Glaucoma

What is Glaucoma?

Glaucoma is an eye disease that causes slow, painless vision loss as a result of damage to the optic nerve. It is most often associated with elevated eye pressure, though it is possible to develop glaucoma with normal eye pressure as well.

Peripheral vision is typically affected first but will eventually begin damaging central vision, ultimately resulting in blindness if left untreated. Because the early stages of the disease are generally symptom-free, your eye doctor has the ability to detect it before a patient experiences any changes to their every day vision.

It is a condition that affects a wide variety of individuals, so it is important for everybody to be screened for this condition. Certain individuals such as those with a family history of glaucoma, individuals over the age of 60, people of certain races, and those with a history of eye injury may be at higher risk for developing the condition, making it even more important for them to have their eyes thoroughly examined annually.

Normal Vision
Vision Affected by Glaucoma

Evaluation of Glaucoma

At Simply Optometry, we screen all of our patients for glaucoma during our comprehensive eye examination.

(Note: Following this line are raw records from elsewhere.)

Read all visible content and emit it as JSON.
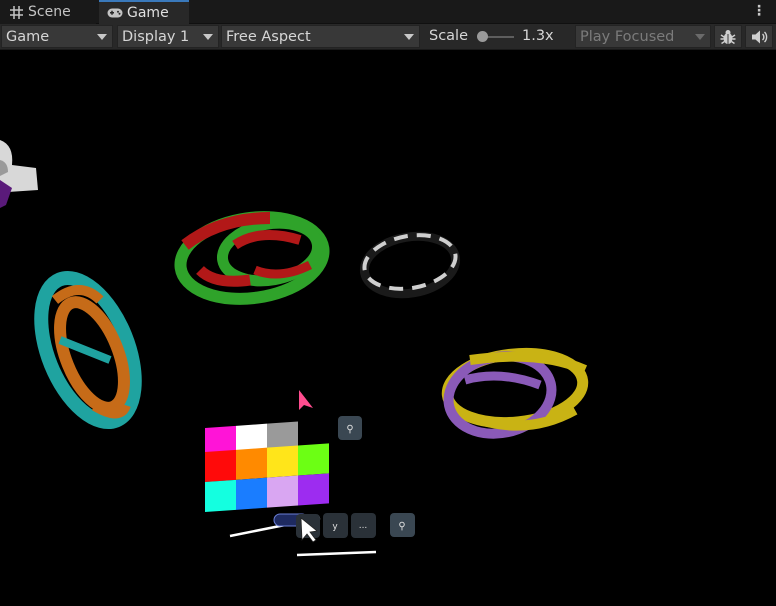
{
  "tabs": [
    {
      "label": "Scene",
      "icon": "grid-icon",
      "active": false
    },
    {
      "label": "Game",
      "icon": "gamepad-icon",
      "active": true
    }
  ],
  "toolbar": {
    "display_mode": "Game",
    "display": "Display 1",
    "aspect": "Free Aspect",
    "scale_label": "Scale",
    "scale_value": "1.3x",
    "play_mode": "Play Focused",
    "debug_icon": "bug-icon",
    "audio_icon": "speaker-icon"
  },
  "game_view": {
    "hand_menu": {
      "button_glyphs": [
        "y",
        "..."
      ],
      "pin_icon": "pin-icon",
      "palette_colors": [
        "#ff14d7",
        "#ffffff",
        "#9a9a9a",
        "#ff0a0a",
        "#ff8a00",
        "#ffe51a",
        "#6cff14",
        "#14ffe0",
        "#1a7dff",
        "#d9a6f2",
        "#9d2cf0"
      ]
    },
    "cursor_colors": {
      "pointer_pink": "#ff4d8f",
      "pointer_white": "#ffffff"
    },
    "rings": [
      "green-red",
      "gray-white",
      "teal-orange",
      "purple-yellow"
    ]
  },
  "colors": {
    "accent": "#3a79bb",
    "toolbar_bg": "#282828",
    "tab_bg": "#191919"
  }
}
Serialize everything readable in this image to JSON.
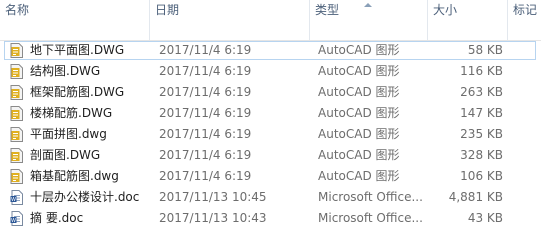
{
  "header": {
    "name": "名称",
    "date": "日期",
    "type": "类型",
    "size": "大小",
    "tags": "标记"
  },
  "colors": {
    "header_text": "#4c607a",
    "row_text": "#1e1e1e",
    "meta_text": "#6d6d6d",
    "selection_border": "#b7d4f0",
    "dwg_icon_color": "#e0b020",
    "doc_icon_color": "#2b5797"
  },
  "files": [
    {
      "name": "地下平面图.DWG",
      "date": "2017/11/4 6:19",
      "type": "AutoCAD 图形",
      "size": "58 KB",
      "icon": "dwg-file-icon",
      "selected": true
    },
    {
      "name": "结构图.DWG",
      "date": "2017/11/4 6:19",
      "type": "AutoCAD 图形",
      "size": "116 KB",
      "icon": "dwg-file-icon",
      "selected": false
    },
    {
      "name": "框架配筋图.DWG",
      "date": "2017/11/4 6:19",
      "type": "AutoCAD 图形",
      "size": "263 KB",
      "icon": "dwg-file-icon",
      "selected": false
    },
    {
      "name": "楼梯配筋.DWG",
      "date": "2017/11/4 6:19",
      "type": "AutoCAD 图形",
      "size": "147 KB",
      "icon": "dwg-file-icon",
      "selected": false
    },
    {
      "name": "平面拼图.dwg",
      "date": "2017/11/4 6:19",
      "type": "AutoCAD 图形",
      "size": "235 KB",
      "icon": "dwg-file-icon",
      "selected": false
    },
    {
      "name": "剖面图.DWG",
      "date": "2017/11/4 6:19",
      "type": "AutoCAD 图形",
      "size": "328 KB",
      "icon": "dwg-file-icon",
      "selected": false
    },
    {
      "name": "箱基配筋图.dwg",
      "date": "2017/11/4 6:19",
      "type": "AutoCAD 图形",
      "size": "106 KB",
      "icon": "dwg-file-icon",
      "selected": false
    },
    {
      "name": "十层办公楼设计.doc",
      "date": "2017/11/13 10:45",
      "type": "Microsoft Office...",
      "size": "4,881 KB",
      "icon": "word-doc-icon",
      "selected": false
    },
    {
      "name": "摘 要.doc",
      "date": "2017/11/13 10:43",
      "type": "Microsoft Office...",
      "size": "43 KB",
      "icon": "word-doc-icon",
      "selected": false
    }
  ]
}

We have advanced equipment to assess our patients' risk for developing the disease as well as documentation strategies to track subtle changes in their eye health over time. 

It is rarely possible to definitively determine if a patient has glaucoma at a single visit, so many follow-ups will be necessary for an accurate diagnosis. Some of the tests that must be done and repeated at each visit are measurements of intraocular pressure, visual field analysis, dilated examination, and photographs of the optic nerve.

There are many details involved in the initial diagnosis of glaucoma. It is important to provide an accurate and complete family history as well as personal medical and eye history to help our doctors assess your risk level.

A normal optic nerve head shown on the left and a glaucomatous optic nerve on the right. Note the excavated center area of the nerve on the right.

Treatment and Care

The primary treatment for glaucoma is to lower eye pressure using medicated eye drops, which prevents the progression of the disease. There is currently no cure available, so the drops must be used indefinitely. Sometimes it may be necessary to use more than one type of drop to achieve adequate lowering of eye pressure. Surgical options to lower eye pressure are also available, though most commonly are not done as a first method of treatment. Our doctors will determine which treatment strategy is most appropriate for each individual patient.

During treatment, it is extremely important to have regularly scheduled follow-ups so that any subtle changes in eye health, vision, or eye pressure can be carefully monitored. These follow-ups help the doctors determine whether the treatment being administered is effective or inadequate in controlling the glaucoma so adjustments can be made accordingly.

Some of these eye drops may cause unfavorable side-effects. Our doctors at Simply Optometry will discuss these side-effects with the patient before initiating treatment. It is also very important to disclose any and all health conditions and medications as well as allergies our doctors can prescribe a proper treatment regimen. 

It is important for patients using drops to continue with the treatment regimen as prescribed! Eye pressure is extremely sensitive to any changes, so if the treatment scheduled is not followed, then it may be rendered ineffective. 

Because glaucoma is painless and symptom-free in the early stages, treatment typically will not change anything the patient sees or feels, even if the medications are working. Even though you do not feel any improvement or changes, it is important to continue with treatment! Missed drops and spikes in eye pressure can cause irreversible damage to the optic nerve.

Again, early detection and treatment is truly the best way to prevent glaucoma from affecting your vision. It is a very manageable condition as long as the proper steps and precautions are taken- our doctors will help guide you in the right direction and keep your eyes healthy!

Worried about glaucoma? All of our doctors are certified to diagnose, manage, and treat the disease, so you are in good hands at Simply Optometry!

 

A common first drop to treat glaucoma is a prostaglandin analog such as these. Sometimes additional drops are needed if eye pressure lowering is inadequate with one drop alone.
Timolol, once a primary drop for glaucoma, is now more commonly used as a secondary therapy. It is rarely used alone due to its decreased efficacy overnight.
A brand new drop by Bausch+Lomb seeks to provide a new way of managing glaucoma in patients for which other therapies are not working.